- **Exercise directions**
What you return should be every line of the material, unchanged.
BEGIN Data supplied
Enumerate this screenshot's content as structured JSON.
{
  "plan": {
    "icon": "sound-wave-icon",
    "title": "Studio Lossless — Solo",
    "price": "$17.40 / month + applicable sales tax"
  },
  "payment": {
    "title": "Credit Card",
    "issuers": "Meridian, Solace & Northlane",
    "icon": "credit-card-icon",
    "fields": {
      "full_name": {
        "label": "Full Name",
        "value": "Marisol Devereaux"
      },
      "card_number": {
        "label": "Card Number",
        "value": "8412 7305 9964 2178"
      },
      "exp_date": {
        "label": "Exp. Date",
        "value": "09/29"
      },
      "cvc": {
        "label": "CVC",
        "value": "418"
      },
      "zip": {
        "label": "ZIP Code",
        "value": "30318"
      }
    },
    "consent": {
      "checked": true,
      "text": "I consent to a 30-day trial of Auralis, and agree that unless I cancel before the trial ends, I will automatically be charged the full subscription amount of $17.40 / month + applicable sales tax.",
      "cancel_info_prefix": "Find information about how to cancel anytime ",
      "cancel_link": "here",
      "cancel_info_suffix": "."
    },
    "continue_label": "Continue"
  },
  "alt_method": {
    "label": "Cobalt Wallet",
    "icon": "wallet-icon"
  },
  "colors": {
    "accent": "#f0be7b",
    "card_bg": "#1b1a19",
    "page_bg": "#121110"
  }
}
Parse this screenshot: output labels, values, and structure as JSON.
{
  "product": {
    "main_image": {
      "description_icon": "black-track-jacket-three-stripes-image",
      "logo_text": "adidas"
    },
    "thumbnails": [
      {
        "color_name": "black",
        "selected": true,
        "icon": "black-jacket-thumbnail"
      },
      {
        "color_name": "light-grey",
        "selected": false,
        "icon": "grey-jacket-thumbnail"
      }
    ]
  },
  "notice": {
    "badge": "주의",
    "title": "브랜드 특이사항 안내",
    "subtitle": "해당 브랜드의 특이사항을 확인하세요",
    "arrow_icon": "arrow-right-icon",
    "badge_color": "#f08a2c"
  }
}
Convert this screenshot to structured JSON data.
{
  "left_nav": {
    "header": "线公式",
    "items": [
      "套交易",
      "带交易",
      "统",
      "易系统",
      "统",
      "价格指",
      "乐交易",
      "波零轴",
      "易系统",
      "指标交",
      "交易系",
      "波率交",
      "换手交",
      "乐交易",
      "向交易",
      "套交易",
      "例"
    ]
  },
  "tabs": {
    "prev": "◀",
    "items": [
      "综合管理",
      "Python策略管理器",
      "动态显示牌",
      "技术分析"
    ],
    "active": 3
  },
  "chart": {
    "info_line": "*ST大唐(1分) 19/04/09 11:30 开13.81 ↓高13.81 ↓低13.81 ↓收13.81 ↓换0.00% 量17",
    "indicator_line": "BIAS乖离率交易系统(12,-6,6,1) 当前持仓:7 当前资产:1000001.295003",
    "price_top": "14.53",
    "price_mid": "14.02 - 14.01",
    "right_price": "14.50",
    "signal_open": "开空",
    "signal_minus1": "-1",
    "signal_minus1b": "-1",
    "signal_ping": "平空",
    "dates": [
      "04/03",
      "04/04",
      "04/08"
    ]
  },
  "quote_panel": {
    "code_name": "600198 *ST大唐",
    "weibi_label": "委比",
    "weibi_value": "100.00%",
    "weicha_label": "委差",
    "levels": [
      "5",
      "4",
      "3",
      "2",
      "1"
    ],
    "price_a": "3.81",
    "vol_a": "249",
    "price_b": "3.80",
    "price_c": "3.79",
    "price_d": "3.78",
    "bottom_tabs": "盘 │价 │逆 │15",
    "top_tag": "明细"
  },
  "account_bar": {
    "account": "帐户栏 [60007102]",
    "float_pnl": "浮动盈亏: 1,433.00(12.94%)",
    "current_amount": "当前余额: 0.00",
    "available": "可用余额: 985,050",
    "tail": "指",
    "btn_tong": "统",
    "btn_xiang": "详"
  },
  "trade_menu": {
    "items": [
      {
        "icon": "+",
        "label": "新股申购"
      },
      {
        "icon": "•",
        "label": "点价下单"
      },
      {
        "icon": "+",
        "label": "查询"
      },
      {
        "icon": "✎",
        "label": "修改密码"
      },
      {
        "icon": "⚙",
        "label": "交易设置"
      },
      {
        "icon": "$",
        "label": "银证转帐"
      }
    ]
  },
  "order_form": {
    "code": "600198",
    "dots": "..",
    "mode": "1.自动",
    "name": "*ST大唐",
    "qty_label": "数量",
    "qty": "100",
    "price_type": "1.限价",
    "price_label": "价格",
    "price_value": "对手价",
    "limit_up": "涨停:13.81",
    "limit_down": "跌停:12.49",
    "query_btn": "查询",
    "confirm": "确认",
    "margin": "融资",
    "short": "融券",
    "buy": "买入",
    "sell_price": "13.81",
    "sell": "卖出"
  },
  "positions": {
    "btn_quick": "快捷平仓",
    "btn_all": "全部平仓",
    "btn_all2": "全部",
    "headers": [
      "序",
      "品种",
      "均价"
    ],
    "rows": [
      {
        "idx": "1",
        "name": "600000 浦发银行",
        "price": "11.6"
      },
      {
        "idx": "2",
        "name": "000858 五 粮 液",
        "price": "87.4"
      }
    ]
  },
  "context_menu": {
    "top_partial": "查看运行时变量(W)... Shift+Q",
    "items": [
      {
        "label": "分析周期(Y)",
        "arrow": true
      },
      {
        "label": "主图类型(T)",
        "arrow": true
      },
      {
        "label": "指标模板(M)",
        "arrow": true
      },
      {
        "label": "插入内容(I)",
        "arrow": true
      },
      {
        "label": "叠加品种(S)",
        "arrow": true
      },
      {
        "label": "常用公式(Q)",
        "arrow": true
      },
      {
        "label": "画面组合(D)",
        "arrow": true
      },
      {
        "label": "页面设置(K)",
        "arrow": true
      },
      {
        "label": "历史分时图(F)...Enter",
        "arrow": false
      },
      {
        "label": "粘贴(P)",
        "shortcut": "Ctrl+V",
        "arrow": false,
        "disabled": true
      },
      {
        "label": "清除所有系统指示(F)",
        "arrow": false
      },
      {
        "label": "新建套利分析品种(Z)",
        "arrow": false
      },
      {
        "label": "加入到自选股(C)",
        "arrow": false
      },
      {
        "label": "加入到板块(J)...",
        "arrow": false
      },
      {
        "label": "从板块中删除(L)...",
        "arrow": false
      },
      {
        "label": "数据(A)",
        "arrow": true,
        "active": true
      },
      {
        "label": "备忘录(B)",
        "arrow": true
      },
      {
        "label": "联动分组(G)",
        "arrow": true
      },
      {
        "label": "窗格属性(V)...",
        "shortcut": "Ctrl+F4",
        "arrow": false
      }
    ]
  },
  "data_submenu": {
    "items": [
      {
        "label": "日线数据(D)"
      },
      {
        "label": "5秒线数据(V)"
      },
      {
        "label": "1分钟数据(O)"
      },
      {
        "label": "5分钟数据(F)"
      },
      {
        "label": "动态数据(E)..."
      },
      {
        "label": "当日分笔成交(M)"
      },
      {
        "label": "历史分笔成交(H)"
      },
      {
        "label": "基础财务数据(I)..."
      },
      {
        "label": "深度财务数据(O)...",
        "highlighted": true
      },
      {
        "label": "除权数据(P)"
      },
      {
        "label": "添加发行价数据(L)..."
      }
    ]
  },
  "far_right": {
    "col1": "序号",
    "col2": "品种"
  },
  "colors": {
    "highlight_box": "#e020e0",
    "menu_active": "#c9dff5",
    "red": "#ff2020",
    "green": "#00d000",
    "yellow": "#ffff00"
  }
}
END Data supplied
- **Task output**
Enumerate this screenshot's content as structured JSON.
{
  "plan": {
    "icon": "sound-wave-icon",
    "title": "Studio Lossless — Solo",
    "price": "$17.40 / month + applicable sales tax"
  },
  "payment": {
    "title": "Credit Card",
    "issuers": "Meridian, Solace & Northlane",
    "icon": "credit-card-icon",
    "fields": {
      "full_name": {
        "label": "Full Name",
        "value": "Marisol Devereaux"
      },
      "card_number": {
        "label": "Card Number",
        "value": "8412 7305 9964 2178"
      },
      "exp_date": {
        "label": "Exp. Date",
        "value": "09/29"
      },
      "cvc": {
        "label": "CVC",
        "value": "418"
      },
      "zip": {
        "label": "ZIP Code",
        "value": "30318"
      }
    },
    "consent": {
      "checked": true,
      "text": "I consent to a 30-day trial of Auralis, and agree that unless I cancel before the trial ends, I will automatically be charged the full subscription amount of $17.40 / month + applicable sales tax.",
      "cancel_info_prefix": "Find information about how to cancel anytime ",
      "cancel_link": "here",
      "cancel_info_suffix": "."
    },
    "continue_label": "Continue"
  },
  "alt_method": {
    "label": "Cobalt Wallet",
    "icon": "wallet-icon"
  },
  "colors": {
    "accent": "#f0be7b",
    "card_bg": "#1b1a19",
    "page_bg": "#121110"
  }
}
Parse this screenshot: output labels, values, and structure as JSON.
{
  "product": {
    "main_image": {
      "description_icon": "black-track-jacket-three-stripes-image",
      "logo_text": "adidas"
    },
    "thumbnails": [
      {
        "color_name": "black",
        "selected": true,
        "icon": "black-jacket-thumbnail"
      },
      {
        "color_name": "light-grey",
        "selected": false,
        "icon": "grey-jacket-thumbnail"
      }
    ]
  },
  "notice": {
    "badge": "주의",
    "title": "브랜드 특이사항 안내",
    "subtitle": "해당 브랜드의 특이사항을 확인하세요",
    "arrow_icon": "arrow-right-icon",
    "badge_color": "#f08a2c"
  }
}
Convert this screenshot to structured JSON data.
{
  "left_nav": {
    "header": "线公式",
    "items": [
      "套交易",
      "带交易",
      "统",
      "易系统",
      "统",
      "价格指",
      "乐交易",
      "波零轴",
      "易系统",
      "指标交",
      "交易系",
      "波率交",
      "换手交",
      "乐交易",
      "向交易",
      "套交易",
      "例"
    ]
  },
  "tabs": {
    "prev": "◀",
    "items": [
      "综合管理",
      "Python策略管理器",
      "动态显示牌",
      "技术分析"
    ],
    "active": 3
  },
  "chart": {
    "info_line": "*ST大唐(1分) 19/04/09 11:30 开13.81 ↓高13.81 ↓低13.81 ↓收13.81 ↓换0.00% 量17",
    "indicator_line": "BIAS乖离率交易系统(12,-6,6,1) 当前持仓:7 当前资产:1000001.295003",
    "price_top": "14.53",
    "price_mid": "14.02 - 14.01",
    "right_price": "14.50",
    "signal_open": "开空",
    "signal_minus1": "-1",
    "signal_minus1b": "-1",
    "signal_ping": "平空",
    "dates": [
      "04/03",
      "04/04",
      "04/08"
    ]
  },
  "quote_panel": {
    "code_name": "600198 *ST大唐",
    "weibi_label": "委比",
    "weibi_value": "100.00%",
    "weicha_label": "委差",
    "levels": [
      "5",
      "4",
      "3",
      "2",
      "1"
    ],
    "price_a": "3.81",
    "vol_a": "249",
    "price_b": "3.80",
    "price_c": "3.79",
    "price_d": "3.78",
    "bottom_tabs": "盘 │价 │逆 │15",
    "top_tag": "明细"
  },
  "account_bar": {
    "account": "帐户栏 [60007102]",
    "float_pnl": "浮动盈亏: 1,433.00(12.94%)",
    "current_amount": "当前余额: 0.00",
    "available": "可用余额: 985,050",
    "tail": "指",
    "btn_tong": "统",
    "btn_xiang": "详"
  },
  "trade_menu": {
    "items": [
      {
        "icon": "+",
        "label": "新股申购"
      },
      {
        "icon": "•",
        "label": "点价下单"
      },
      {
        "icon": "+",
        "label": "查询"
      },
      {
        "icon": "✎",
        "label": "修改密码"
      },
      {
        "icon": "⚙",
        "label": "交易设置"
      },
      {
        "icon": "$",
        "label": "银证转帐"
      }
    ]
  },
  "order_form": {
    "code": "600198",
    "dots": "..",
    "mode": "1.自动",
    "name": "*ST大唐",
    "qty_label": "数量",
    "qty": "100",
    "price_type": "1.限价",
    "price_label": "价格",
    "price_value": "对手价",
    "limit_up": "涨停:13.81",
    "limit_down": "跌停:12.49",
    "query_btn": "查询",
    "confirm": "确认",
    "margin": "融资",
    "short": "融券",
    "buy": "买入",
    "sell_price": "13.81",
    "sell": "卖出"
  },
  "positions": {
    "btn_quick": "快捷平仓",
    "btn_all": "全部平仓",
    "btn_all2": "全部",
    "headers": [
      "序",
      "品种",
      "均价"
    ],
    "rows": [
      {
        "idx": "1",
        "name": "600000 浦发银行",
        "price": "11.6"
      },
      {
        "idx": "2",
        "name": "000858 五 粮 液",
        "price": "87.4"
      }
    ]
  },
  "context_menu": {
    "top_partial": "查看运行时变量(W)... Shift+Q",
    "items": [
      {
        "label": "分析周期(Y)",
        "arrow": true
      },
      {
        "label": "主图类型(T)",
        "arrow": true
      },
      {
        "label": "指标模板(M)",
        "arrow": true
      },
      {
        "label": "插入内容(I)",
        "arrow": true
      },
      {
        "label": "叠加品种(S)",
        "arrow": true
      },
      {
        "label": "常用公式(Q)",
        "arrow": true
      },
      {
        "label": "画面组合(D)",
        "arrow": true
      },
      {
        "label": "页面设置(K)",
        "arrow": true
      },
      {
        "label": "历史分时图(F)...Enter",
        "arrow": false
      },
      {
        "label": "粘贴(P)",
        "shortcut": "Ctrl+V",
        "arrow": false,
        "disabled": true
      },
      {
        "label": "清除所有系统指示(F)",
        "arrow": false
      },
      {
        "label": "新建套利分析品种(Z)",
        "arrow": false
      },
      {
        "label": "加入到自选股(C)",
        "arrow": false
      },
      {
        "label": "加入到板块(J)...",
        "arrow": false
      },
      {
        "label": "从板块中删除(L)...",
        "arrow": false
      },
      {
        "label": "数据(A)",
        "arrow": true,
        "active": true
      },
      {
        "label": "备忘录(B)",
        "arrow": true
      },
      {
        "label": "联动分组(G)",
        "arrow": true
      },
      {
        "label": "窗格属性(V)...",
        "shortcut": "Ctrl+F4",
        "arrow": false
      }
    ]
  },
  "data_submenu": {
    "items": [
      {
        "label": "日线数据(D)"
      },
      {
        "label": "5秒线数据(V)"
      },
      {
        "label": "1分钟数据(O)"
      },
      {
        "label": "5分钟数据(F)"
      },
      {
        "label": "动态数据(E)..."
      },
      {
        "label": "当日分笔成交(M)"
      },
      {
        "label": "历史分笔成交(H)"
      },
      {
        "label": "基础财务数据(I)..."
      },
      {
        "label": "深度财务数据(O)...",
        "highlighted": true
      },
      {
        "label": "除权数据(P)"
      },
      {
        "label": "添加发行价数据(L)..."
      }
    ]
  },
  "far_right": {
    "col1": "序号",
    "col2": "品种"
  },
  "colors": {
    "highlight_box": "#e020e0",
    "menu_active": "#c9dff5",
    "red": "#ff2020",
    "green": "#00d000",
    "yellow": "#ffff00"
  }
}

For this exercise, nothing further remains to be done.